So Chávez’s wholesale disappearance for 3-weeks+ has finally convinced me: the guy’s probably dying now. There’s no other way to make sense of it.
And, you know what? We’ll miss him when he’s gone.
We really will. Because for all his many, many faults, Chávez really does think of himself as a redeeming figure, a democrat and a justice-maker.
The psychiatrics behind that self-perception are clearly FUBAR, but they impose a few clear red lines: Blatant, large-scale ballot rigging. Indiscriminate (as opposed to selective) persecution of ideological opponents. Wholesale application of outright censorship (rather than selective after-publication harrassment.) Mass political killings.
It’s been 14 years and Chávez has never resorted to these. That doesn’t make him Aung San Suu Kyi, but it does keep him from sinking to Castro/Mugabe territory.
Well, guess what: none of the guys who’ll be fighting it out to take the coroto after he’s gone are likely to feel bound by those red lines. The upper reaches of the chavista governing elite are top-heavy with narco-drenched gangland types, and they won’t even have a controlling figure standing over them to keep the inevitable tensions between them from escalating out of control.
In this context, losing ourselves in exegesis of Article 233 seems pointless. The best case scenario after he’s gone is a relatively uncontested transition to an underling who retains at least some commitment to the original red-lines. The more likely scenario is a chaotic scramble for power. The whole notion of thirty-days-then-elections-then-a-relatively-stable-transition-to-an-oppo-led-government strikes me as vanishingly unlikely, not to say wholly fantastic.

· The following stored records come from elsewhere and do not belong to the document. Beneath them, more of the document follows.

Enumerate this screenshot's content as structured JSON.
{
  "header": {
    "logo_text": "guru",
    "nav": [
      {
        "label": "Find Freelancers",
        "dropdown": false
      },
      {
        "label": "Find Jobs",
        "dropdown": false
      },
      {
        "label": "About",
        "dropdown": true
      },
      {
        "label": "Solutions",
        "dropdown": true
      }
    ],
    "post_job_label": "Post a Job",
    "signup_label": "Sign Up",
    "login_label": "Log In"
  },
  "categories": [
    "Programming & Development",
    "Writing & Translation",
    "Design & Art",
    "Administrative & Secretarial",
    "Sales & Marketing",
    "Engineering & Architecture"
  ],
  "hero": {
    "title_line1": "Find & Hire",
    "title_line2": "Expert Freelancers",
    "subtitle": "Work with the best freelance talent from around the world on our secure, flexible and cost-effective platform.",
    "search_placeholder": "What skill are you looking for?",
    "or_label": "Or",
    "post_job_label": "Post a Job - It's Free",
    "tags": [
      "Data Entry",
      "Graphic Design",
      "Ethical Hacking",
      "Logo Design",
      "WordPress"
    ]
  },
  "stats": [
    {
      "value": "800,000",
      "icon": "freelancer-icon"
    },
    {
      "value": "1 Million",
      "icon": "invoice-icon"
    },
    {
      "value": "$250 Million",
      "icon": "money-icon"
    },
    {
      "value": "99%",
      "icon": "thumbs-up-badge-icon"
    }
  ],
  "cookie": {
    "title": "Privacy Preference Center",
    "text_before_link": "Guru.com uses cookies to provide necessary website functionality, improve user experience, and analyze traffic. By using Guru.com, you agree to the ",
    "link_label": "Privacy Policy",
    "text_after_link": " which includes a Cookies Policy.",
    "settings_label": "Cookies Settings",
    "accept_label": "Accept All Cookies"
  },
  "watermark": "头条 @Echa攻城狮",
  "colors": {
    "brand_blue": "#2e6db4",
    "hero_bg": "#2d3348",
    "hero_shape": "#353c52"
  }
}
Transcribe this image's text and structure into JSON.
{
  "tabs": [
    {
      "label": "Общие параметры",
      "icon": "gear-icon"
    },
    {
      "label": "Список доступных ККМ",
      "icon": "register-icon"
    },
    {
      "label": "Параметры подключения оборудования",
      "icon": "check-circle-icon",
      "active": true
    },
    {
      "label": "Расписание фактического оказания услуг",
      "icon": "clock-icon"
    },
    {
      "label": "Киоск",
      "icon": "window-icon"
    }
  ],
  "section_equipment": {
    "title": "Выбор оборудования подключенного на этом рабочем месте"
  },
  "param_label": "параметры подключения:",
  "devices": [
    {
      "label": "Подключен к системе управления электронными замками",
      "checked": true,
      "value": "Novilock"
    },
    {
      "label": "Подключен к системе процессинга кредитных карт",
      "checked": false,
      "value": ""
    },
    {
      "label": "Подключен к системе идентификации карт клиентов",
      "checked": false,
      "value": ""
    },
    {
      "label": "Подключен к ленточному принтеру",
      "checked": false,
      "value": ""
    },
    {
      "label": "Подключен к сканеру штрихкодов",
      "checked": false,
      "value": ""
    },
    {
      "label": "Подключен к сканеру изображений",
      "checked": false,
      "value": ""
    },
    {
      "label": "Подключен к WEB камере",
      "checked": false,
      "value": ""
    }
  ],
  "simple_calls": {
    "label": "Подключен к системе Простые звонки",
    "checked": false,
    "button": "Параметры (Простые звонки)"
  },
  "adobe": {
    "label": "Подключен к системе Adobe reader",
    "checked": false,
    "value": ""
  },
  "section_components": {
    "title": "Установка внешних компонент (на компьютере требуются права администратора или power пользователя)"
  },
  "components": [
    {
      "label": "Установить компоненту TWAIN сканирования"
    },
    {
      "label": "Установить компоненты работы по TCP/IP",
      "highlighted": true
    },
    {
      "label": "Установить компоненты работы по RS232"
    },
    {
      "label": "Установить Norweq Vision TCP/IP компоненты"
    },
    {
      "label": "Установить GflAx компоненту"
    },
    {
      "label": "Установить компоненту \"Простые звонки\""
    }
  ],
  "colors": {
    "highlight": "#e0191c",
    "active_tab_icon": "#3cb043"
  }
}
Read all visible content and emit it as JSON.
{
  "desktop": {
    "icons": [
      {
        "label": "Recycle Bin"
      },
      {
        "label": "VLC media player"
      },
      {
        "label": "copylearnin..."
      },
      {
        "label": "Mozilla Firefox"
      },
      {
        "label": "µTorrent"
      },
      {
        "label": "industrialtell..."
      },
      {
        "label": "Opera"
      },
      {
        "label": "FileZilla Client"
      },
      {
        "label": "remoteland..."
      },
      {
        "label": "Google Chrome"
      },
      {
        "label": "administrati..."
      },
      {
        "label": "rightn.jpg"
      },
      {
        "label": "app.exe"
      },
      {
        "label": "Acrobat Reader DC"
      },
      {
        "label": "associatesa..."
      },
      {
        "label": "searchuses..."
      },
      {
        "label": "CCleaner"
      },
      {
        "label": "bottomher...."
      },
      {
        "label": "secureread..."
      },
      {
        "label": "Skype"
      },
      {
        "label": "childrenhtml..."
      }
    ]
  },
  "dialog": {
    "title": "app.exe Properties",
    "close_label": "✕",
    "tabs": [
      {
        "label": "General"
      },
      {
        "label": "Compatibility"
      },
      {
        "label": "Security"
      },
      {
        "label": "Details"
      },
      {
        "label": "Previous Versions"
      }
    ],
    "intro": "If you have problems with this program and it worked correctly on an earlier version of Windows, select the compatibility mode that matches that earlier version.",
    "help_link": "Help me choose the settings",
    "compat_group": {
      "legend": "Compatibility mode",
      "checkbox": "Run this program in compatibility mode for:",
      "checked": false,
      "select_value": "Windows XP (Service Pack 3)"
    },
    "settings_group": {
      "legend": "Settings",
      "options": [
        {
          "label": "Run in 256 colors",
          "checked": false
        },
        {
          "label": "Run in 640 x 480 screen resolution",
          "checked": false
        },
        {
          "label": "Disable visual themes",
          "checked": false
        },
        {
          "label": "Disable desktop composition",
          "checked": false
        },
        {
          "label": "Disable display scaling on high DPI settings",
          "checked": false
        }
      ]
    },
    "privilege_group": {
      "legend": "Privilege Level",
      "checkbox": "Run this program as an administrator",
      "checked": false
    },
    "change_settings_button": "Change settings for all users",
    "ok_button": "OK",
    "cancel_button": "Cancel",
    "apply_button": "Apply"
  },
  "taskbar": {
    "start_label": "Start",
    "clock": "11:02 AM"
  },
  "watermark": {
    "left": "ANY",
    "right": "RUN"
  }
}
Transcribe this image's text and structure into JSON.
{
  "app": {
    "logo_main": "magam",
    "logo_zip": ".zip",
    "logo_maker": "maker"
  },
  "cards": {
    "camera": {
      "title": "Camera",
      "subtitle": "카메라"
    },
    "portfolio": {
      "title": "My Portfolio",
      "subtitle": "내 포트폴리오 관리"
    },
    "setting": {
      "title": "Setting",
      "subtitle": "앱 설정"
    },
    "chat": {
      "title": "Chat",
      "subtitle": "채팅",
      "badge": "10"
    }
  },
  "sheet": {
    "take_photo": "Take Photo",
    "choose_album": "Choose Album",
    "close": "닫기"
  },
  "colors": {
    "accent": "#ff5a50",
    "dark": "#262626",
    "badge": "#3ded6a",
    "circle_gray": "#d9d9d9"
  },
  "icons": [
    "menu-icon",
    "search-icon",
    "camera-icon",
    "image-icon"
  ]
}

It may seem inconceivable to us now. But check back in six months or so: when the guy’s gone, we’re going to miss him.Caracas Chronicles is 100% reader-supported. Support independent Venezuelan journalism by making a donation.